• **Requirement**:
All of the records below need to be returned exactly.

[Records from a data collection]
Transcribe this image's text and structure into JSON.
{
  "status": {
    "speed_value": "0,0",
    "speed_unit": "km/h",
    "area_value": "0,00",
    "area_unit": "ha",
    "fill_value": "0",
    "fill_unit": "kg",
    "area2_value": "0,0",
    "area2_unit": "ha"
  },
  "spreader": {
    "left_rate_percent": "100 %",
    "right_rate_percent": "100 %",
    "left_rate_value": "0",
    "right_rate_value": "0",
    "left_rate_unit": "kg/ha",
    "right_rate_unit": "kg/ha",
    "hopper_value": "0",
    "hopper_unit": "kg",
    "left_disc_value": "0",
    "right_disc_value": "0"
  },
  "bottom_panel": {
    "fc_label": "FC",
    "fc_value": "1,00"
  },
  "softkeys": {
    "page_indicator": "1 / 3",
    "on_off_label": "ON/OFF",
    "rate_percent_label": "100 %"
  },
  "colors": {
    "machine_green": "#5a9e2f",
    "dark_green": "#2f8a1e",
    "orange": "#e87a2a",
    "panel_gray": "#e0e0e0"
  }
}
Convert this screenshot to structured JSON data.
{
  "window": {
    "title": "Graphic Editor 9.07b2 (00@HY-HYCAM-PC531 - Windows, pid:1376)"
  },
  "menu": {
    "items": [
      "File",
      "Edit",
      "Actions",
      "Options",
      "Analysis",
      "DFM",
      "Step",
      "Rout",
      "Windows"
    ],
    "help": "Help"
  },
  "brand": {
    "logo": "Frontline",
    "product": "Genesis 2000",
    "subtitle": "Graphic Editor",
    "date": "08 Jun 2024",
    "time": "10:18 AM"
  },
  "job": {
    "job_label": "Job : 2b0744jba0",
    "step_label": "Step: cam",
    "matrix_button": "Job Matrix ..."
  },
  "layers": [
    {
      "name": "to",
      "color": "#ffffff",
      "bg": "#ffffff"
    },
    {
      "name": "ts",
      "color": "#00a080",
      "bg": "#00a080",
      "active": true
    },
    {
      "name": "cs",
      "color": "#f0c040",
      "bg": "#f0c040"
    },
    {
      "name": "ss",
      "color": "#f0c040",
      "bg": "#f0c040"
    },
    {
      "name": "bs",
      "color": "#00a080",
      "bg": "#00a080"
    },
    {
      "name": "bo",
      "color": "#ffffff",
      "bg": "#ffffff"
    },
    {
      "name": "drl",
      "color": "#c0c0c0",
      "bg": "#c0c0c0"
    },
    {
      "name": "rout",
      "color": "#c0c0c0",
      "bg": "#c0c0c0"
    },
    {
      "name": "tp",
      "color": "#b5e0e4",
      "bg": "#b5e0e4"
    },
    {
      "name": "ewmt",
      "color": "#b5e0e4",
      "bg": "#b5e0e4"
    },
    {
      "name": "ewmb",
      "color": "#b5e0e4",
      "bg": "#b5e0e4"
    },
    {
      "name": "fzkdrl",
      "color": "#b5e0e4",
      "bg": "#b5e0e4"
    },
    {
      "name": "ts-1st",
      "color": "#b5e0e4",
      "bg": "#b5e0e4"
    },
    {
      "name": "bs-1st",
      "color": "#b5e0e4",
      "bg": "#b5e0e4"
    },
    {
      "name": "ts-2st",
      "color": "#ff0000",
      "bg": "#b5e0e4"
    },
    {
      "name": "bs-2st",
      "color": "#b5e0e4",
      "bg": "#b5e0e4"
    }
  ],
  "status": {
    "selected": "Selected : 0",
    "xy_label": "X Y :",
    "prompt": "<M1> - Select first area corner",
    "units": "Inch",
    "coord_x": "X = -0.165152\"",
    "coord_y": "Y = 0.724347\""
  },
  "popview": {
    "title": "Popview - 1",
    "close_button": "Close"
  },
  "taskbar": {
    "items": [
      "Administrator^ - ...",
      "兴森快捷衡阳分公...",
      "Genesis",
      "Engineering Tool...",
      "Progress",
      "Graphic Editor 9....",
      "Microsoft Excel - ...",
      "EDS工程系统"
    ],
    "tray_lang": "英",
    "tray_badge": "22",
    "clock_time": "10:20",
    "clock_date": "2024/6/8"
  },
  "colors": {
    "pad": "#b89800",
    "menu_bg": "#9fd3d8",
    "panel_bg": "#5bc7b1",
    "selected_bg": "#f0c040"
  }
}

• **Task result**:
Transcribe this image's text and structure into JSON.
{
  "status": {
    "speed_value": "0,0",
    "speed_unit": "km/h",
    "area_value": "0,00",
    "area_unit": "ha",
    "fill_value": "0",
    "fill_unit": "kg",
    "area2_value": "0,0",
    "area2_unit": "ha"
  },
  "spreader": {
    "left_rate_percent": "100 %",
    "right_rate_percent": "100 %",
    "left_rate_value": "0",
    "right_rate_value": "0",
    "left_rate_unit": "kg/ha",
    "right_rate_unit": "kg/ha",
    "hopper_value": "0",
    "hopper_unit": "kg",
    "left_disc_value": "0",
    "right_disc_value": "0"
  },
  "bottom_panel": {
    "fc_label": "FC",
    "fc_value": "1,00"
  },
  "softkeys": {
    "page_indicator": "1 / 3",
    "on_off_label": "ON/OFF",
    "rate_percent_label": "100 %"
  },
  "colors": {
    "machine_green": "#5a9e2f",
    "dark_green": "#2f8a1e",
    "orange": "#e87a2a",
    "panel_gray": "#e0e0e0"
  }
}
Convert this screenshot to structured JSON data.
{
  "window": {
    "title": "Graphic Editor 9.07b2 (00@HY-HYCAM-PC531 - Windows, pid:1376)"
  },
  "menu": {
    "items": [
      "File",
      "Edit",
      "Actions",
      "Options",
      "Analysis",
      "DFM",
      "Step",
      "Rout",
      "Windows"
    ],
    "help": "Help"
  },
  "brand": {
    "logo": "Frontline",
    "product": "Genesis 2000",
    "subtitle": "Graphic Editor",
    "date": "08 Jun 2024",
    "time": "10:18 AM"
  },
  "job": {
    "job_label": "Job : 2b0744jba0",
    "step_label": "Step: cam",
    "matrix_button": "Job Matrix ..."
  },
  "layers": [
    {
      "name": "to",
      "color": "#ffffff",
      "bg": "#ffffff"
    },
    {
      "name": "ts",
      "color": "#00a080",
      "bg": "#00a080",
      "active": true
    },
    {
      "name": "cs",
      "color": "#f0c040",
      "bg": "#f0c040"
    },
    {
      "name": "ss",
      "color": "#f0c040",
      "bg": "#f0c040"
    },
    {
      "name": "bs",
      "color": "#00a080",
      "bg": "#00a080"
    },
    {
      "name": "bo",
      "color": "#ffffff",
      "bg": "#ffffff"
    },
    {
      "name": "drl",
      "color": "#c0c0c0",
      "bg": "#c0c0c0"
    },
    {
      "name": "rout",
      "color": "#c0c0c0",
      "bg": "#c0c0c0"
    },
    {
      "name": "tp",
      "color": "#b5e0e4",
      "bg": "#b5e0e4"
    },
    {
      "name": "ewmt",
      "color": "#b5e0e4",
      "bg": "#b5e0e4"
    },
    {
      "name": "ewmb",
      "color": "#b5e0e4",
      "bg": "#b5e0e4"
    },
    {
      "name": "fzkdrl",
      "color": "#b5e0e4",
      "bg": "#b5e0e4"
    },
    {
      "name": "ts-1st",
      "color": "#b5e0e4",
      "bg": "#b5e0e4"
    },
    {
      "name": "bs-1st",
      "color": "#b5e0e4",
      "bg": "#b5e0e4"
    },
    {
      "name": "ts-2st",
      "color": "#ff0000",
      "bg": "#b5e0e4"
    },
    {
      "name": "bs-2st",
      "color": "#b5e0e4",
      "bg": "#b5e0e4"
    }
  ],
  "status": {
    "selected": "Selected : 0",
    "xy_label": "X Y :",
    "prompt": "<M1> - Select first area corner",
    "units": "Inch",
    "coord_x": "X = -0.165152\"",
    "coord_y": "Y = 0.724347\""
  },
  "popview": {
    "title": "Popview - 1",
    "close_button": "Close"
  },
  "taskbar": {
    "items": [
      "Administrator^ - ...",
      "兴森快捷衡阳分公...",
      "Genesis",
      "Engineering Tool...",
      "Progress",
      "Graphic Editor 9....",
      "Microsoft Excel - ...",
      "EDS工程系统"
    ],
    "tray_lang": "英",
    "tray_badge": "22",
    "clock_time": "10:20",
    "clock_date": "2024/6/8"
  },
  "colors": {
    "pad": "#b89800",
    "menu_bg": "#9fd3d8",
    "panel_bg": "#5bc7b1",
    "selected_bg": "#f0c040"
  }
}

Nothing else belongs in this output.